Growing up is not an easy thing to do. Jim Hawkins, Disney’s newest hero in Treasure Planet, lives this statement.
The audience first sees Jim as an adorable 3-year-old who believes in legends and dreams big. Fast forward 12 years, and Jim is a thrill-seeking teenager, complete with ponytail and rebellious attitude, who solar surfs (like windsurfing, without the water) without a care in the world and looks for the next great adrenaline rush.
The magic of Disney animation has always been its ability to put two-dimensional characters on paper and make them believable. Treasure Planet and the characterization of Jim Hawkins are no less magical than any of the predecessors.
Treasure Planet, based on Robert Louis Stevenson’s classic novel Treasure Island, puts a sci-fi spin on a Victorian classic. Instead of the usual cast of villagers, Disney has populated Jim’s home planet with all kinds of aliens and turned boring sailing ships into solar-powered star ships that float through the galaxy alongside Orcas Galacticus (space whales).
The film has elements that Disney will never be able to avoid. Jim, voiced by Joseph Gordon-Leavitt, after all, has a heart of gold. There are the bad guys, the cyborg Silver, Brian Murray, and his motley crew of cutthroats, and the comic relief. Returning for his second Disney movie, David Hyde Pierce, as the dog-like Dr. Delbert Doppler, embodies biting wit and skittishness — picture C-3PO. Also, B.E.N., voiced by funnyman Martin Short, makes the audience laugh at the tensest moments.
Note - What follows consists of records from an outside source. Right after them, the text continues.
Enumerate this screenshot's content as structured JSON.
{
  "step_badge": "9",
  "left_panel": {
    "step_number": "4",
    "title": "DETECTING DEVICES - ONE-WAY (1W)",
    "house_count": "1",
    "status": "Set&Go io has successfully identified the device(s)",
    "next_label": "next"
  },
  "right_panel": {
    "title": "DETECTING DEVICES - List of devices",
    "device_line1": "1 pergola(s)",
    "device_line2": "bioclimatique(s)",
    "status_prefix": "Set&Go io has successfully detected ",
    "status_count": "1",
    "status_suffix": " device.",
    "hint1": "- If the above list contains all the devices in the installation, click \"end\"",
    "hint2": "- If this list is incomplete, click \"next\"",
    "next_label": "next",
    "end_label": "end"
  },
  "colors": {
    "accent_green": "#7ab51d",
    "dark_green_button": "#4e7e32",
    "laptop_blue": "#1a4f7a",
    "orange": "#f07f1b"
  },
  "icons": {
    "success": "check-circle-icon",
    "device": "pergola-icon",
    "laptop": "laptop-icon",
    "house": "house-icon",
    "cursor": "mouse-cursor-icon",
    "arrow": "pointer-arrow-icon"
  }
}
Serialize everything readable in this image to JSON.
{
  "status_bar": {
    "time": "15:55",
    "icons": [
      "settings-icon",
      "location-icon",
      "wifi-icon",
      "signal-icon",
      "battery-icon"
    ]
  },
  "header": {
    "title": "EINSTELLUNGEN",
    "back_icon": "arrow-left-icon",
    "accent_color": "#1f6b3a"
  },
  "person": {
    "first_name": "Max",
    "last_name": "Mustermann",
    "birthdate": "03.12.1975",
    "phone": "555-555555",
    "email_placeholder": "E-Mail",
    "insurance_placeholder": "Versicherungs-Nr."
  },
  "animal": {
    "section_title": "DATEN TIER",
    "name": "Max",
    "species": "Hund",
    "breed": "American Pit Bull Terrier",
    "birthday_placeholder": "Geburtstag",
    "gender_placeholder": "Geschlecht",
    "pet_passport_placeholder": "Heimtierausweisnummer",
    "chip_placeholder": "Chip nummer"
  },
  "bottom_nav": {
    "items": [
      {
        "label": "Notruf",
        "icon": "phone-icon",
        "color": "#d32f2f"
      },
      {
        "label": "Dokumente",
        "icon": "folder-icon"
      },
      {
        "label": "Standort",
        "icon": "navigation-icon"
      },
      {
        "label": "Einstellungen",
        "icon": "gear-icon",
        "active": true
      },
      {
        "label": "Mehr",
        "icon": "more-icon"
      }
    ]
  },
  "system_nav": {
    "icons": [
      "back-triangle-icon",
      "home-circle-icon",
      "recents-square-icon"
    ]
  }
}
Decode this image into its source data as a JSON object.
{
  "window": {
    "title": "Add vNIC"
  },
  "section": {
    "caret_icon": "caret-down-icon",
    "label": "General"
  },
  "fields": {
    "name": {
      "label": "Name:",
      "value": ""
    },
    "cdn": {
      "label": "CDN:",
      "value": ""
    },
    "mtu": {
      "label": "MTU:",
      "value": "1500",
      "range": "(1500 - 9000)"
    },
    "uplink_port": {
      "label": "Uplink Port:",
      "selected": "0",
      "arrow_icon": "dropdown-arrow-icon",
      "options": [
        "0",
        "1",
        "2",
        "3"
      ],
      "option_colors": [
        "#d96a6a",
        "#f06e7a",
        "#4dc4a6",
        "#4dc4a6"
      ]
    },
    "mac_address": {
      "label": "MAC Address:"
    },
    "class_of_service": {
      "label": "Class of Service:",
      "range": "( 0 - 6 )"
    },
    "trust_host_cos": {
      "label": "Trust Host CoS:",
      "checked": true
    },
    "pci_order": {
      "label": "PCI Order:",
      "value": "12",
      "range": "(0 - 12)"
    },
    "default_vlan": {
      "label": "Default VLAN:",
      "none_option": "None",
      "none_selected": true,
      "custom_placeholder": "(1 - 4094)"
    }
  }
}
Treasure Planet lives up to its Disney heritage. Artistically, the movie is stunning, with computer-generated images and hand-drawn scenes flowing seamlessly. Plotwise, the movie also succeeds. After all, the book is more than 100 years old, and the translation of settings, from 18th-century England to outer space, is an easy one.
Whether Treasure Planet will bring in the box office revenue Disney is looking for this holiday season remains to be seen. But parents looking for a kid-friendly action flick with a good story and an admirable hero can stop their search.
Contact Megan Sullivan at firstname.lastname@example.org